An excerpt from the Santa Barbara Writers Conference Scrapbook by Armando Nieto, Mary Conrad, and Matt Pallamary:
Judith Kranz joined the list of featured speakers in 1981, and talked about writing Scruples and Princess Daisy. Saying that she was too busy at work on a new-not-to-be-revealed-novel to prepare a speech, she entertained the afternoon audience with tips on fashion as well as how she managed to pen two successful books, and how she handled the sex scenes.
Ms. Kranz reported that she had not realized how erotic the sex scenes in Scruples appeared to the American public when she started her book tour, so she decided that there would be no four letter words in Princess Daisy.
“And I think those sex scenes were better than Scruples,” she stated. “Writers have to feel comfortable with the words, just as readers do.”
One of the more fascinating speakers that year was Barbara Goldsmith, who spent five years researching her book, Little Gloria…. Happy at Last. Ms. Goldsmith was already an accomplished writer and editor when she came across a reference in research for her Straw Man book project to the proceedings of Vanderbilt vs. Vanderbilt.

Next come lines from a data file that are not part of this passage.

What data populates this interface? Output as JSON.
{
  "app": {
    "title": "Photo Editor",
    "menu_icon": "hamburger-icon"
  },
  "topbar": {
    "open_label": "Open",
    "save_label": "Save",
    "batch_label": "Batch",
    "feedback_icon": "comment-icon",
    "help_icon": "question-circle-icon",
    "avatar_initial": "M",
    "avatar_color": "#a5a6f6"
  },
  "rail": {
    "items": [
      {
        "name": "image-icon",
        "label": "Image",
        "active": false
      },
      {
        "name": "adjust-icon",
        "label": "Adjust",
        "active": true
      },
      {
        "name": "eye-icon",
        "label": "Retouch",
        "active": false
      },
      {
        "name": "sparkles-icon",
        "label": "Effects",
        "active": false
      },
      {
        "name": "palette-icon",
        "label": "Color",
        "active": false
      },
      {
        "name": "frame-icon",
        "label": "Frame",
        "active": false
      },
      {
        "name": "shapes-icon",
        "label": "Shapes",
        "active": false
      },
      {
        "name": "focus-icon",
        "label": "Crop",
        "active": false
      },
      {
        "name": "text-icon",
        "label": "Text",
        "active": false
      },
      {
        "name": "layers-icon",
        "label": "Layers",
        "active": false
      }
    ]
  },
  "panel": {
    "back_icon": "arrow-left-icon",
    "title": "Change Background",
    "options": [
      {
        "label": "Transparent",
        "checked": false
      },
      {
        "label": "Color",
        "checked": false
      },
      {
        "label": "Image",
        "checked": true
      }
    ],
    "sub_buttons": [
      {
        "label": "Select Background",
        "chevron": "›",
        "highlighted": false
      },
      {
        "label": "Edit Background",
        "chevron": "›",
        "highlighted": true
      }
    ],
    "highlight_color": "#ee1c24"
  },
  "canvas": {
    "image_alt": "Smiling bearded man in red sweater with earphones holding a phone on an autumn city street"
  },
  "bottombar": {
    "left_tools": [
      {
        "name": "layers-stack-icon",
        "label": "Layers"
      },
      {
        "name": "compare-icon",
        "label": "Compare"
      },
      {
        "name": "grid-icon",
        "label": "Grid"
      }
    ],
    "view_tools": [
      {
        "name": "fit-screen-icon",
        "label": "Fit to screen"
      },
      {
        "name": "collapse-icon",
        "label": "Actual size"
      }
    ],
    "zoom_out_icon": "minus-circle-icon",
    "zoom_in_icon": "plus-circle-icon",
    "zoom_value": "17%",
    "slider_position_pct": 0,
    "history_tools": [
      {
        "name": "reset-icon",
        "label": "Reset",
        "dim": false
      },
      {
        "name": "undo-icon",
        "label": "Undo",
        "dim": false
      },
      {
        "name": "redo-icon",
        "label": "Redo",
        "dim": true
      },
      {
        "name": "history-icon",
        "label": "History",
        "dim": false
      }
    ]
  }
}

With persistence she was able to access previously sealed court documents including 80,000 pages of testimony, details, and conversations related to the case. The Politics of 1934 were the historic background for the court case, and for her book, Little Gloria… Happy at Last.